The code will write text files labelled ‘ai1.txt’,’ai2.txt’, ‘ai3.txt’ … ‘ai9.txt’ for the locations shown in Figure 1. The files will contain two columns of data describing the time and temperature, respectively. The temperature history calculated at these locations will be tested to assess the accuracy of your model. Ensure that the temperature history calculated by your model is saved at suitable intervals during the quench. The models must simulate the cooling of the component until the maximum temperature has dropped to 100°C.
Provide the model results for two conditions, with and without radiation heat losses.
Assume a heat transfer coefficient of 680𝑊/𝑚2/𝐾 acts upon all surfaces. The environment temperature is 20°C. You are assigned the emissivity of the component. Latent heat from solid-state phase transformations are accounted for within the temperature dependent specific heat capacity.
Note, the source code will be checked for plagiarism.
Criteria to consider include the following and are ranked in order of importance:
How accurate is your calculation? (Comparison against known solutions that use similar assumptions, correct implementation, model assumptions, sufficient spatial and temporal discretization)
Is the code documented and readable?
How user friendly is the code to use?
How versatile is the code to use?
Computational efficiency (How fast the calculation is to perform.)
You will provide both source code and the generated text files containing the calculated thermal history at the locations illustrated in Figure 1.
Deliverable 2: Model application and inverse analysis
Due: 22/05/2020, 4pm
We want to know the boundary conditions descriptive of either a water or air quench applied to your material. We will provide thermocouple data from the locations illustrated in Figure 1. Perform an inverse analysis using the provided experimental data to approximate the heat transfer coefficient on the top, sides and bottom of the square cross section.
Use the material, geometry, furnace temperature, and emissivity assigned to you.
The results are to be delivered in a technical report where you can assume the audience is familiar with the theory and problem of interest. The report should be no longer than 5 pages.
Section 1: Model assumptions and implementation
Describe briefly the model being implemented, the assumptions, and material parameters used. Describe any steps taken to verify the implementation.
Section 2: Inverse analysis
Describe the method used for the inverse analysis, and present the results for the determination of the boundary conditions.

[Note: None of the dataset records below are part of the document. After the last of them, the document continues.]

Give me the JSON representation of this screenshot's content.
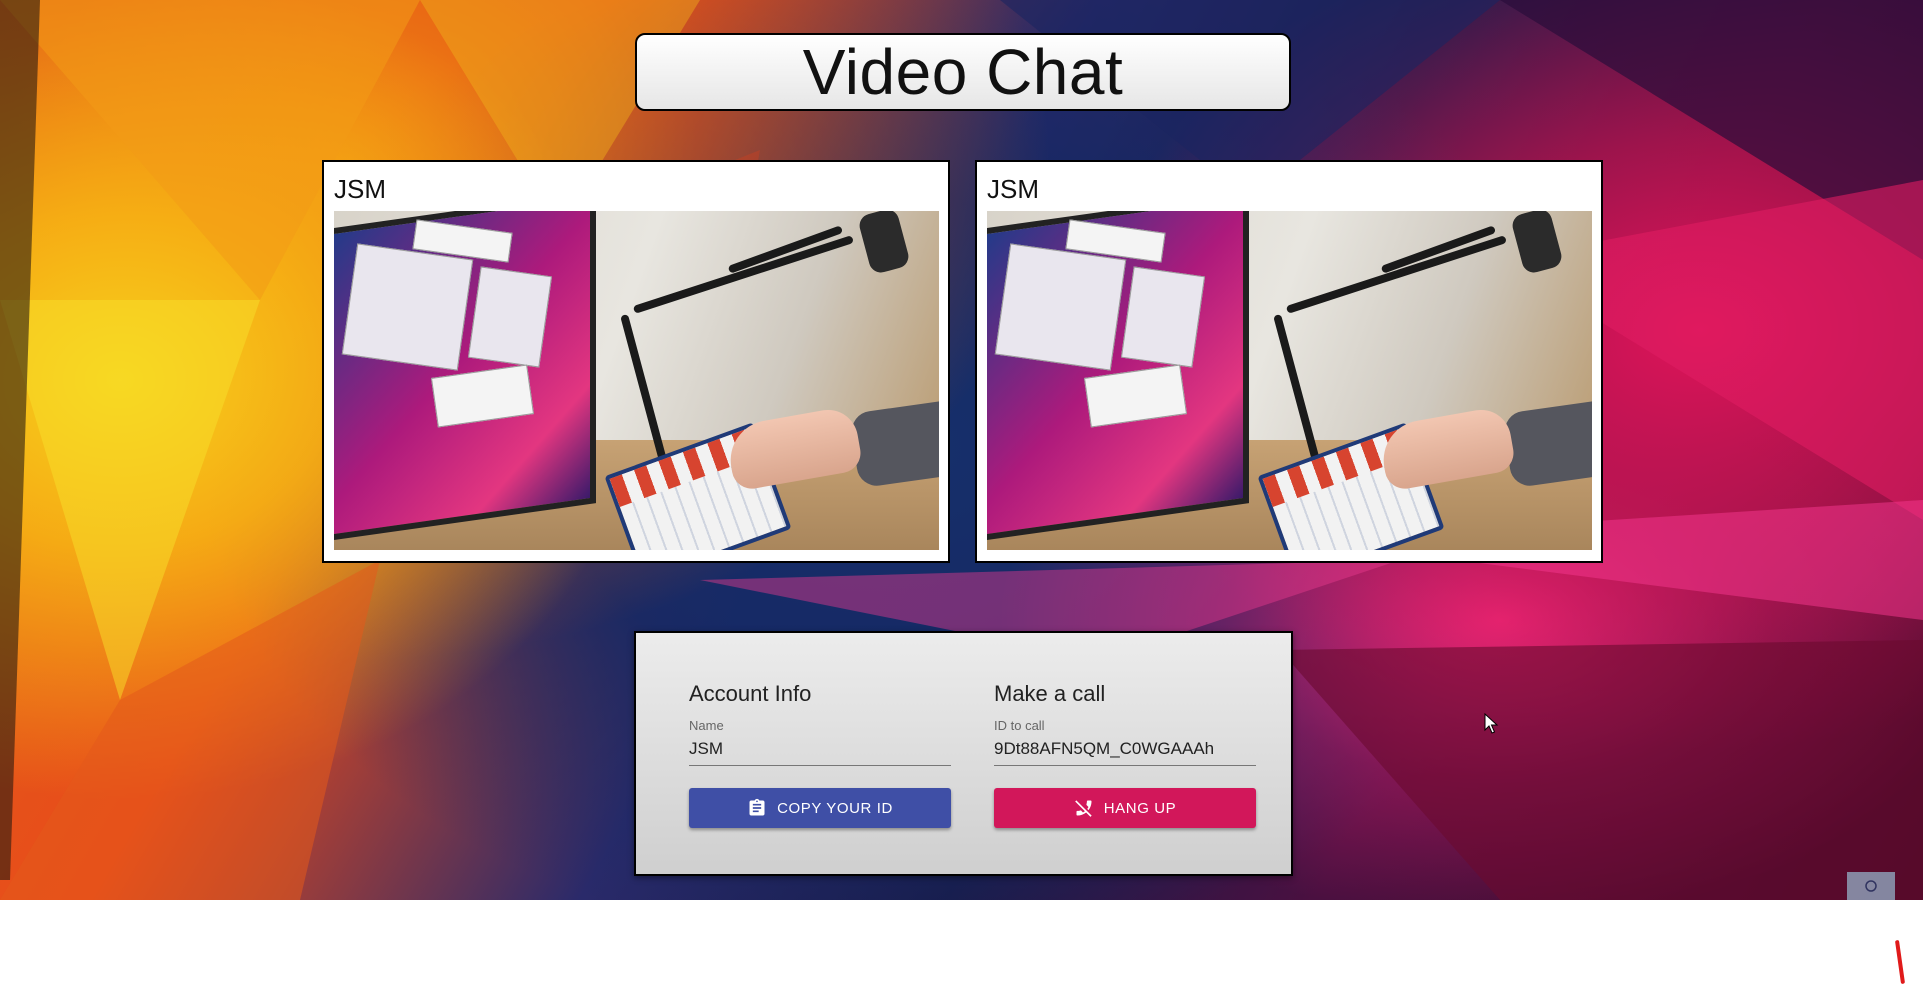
{
  "app": {
    "title": "Video Chat"
  },
  "videos": [
    {
      "name": "JSM"
    },
    {
      "name": "JSM"
    }
  ],
  "panel": {
    "account": {
      "heading": "Account Info",
      "name_label": "Name",
      "name_value": "JSM",
      "copy_button": "COPY YOUR ID"
    },
    "call": {
      "heading": "Make a call",
      "id_label": "ID to call",
      "id_value": "9Dt88AFN5QM_C0WGAAAh",
      "hangup_button": "HANG UP"
    }
  },
  "icons": {
    "copy": "clipboard-icon",
    "hangup": "phone-disabled-icon",
    "cursor": "mouse-pointer-icon"
  },
  "colors": {
    "copy_button": "#3f4fa6",
    "hangup_button": "#d2175a"
  }
}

A figure is needed that compares the thermocouple data with the calibrated model predictions.
Section 3: Discussion
Discuss any limitations of the model and implications of the assumptions you have made. Section 4: Conclusion
Briefly summarise the main features of the model and key findings of the work.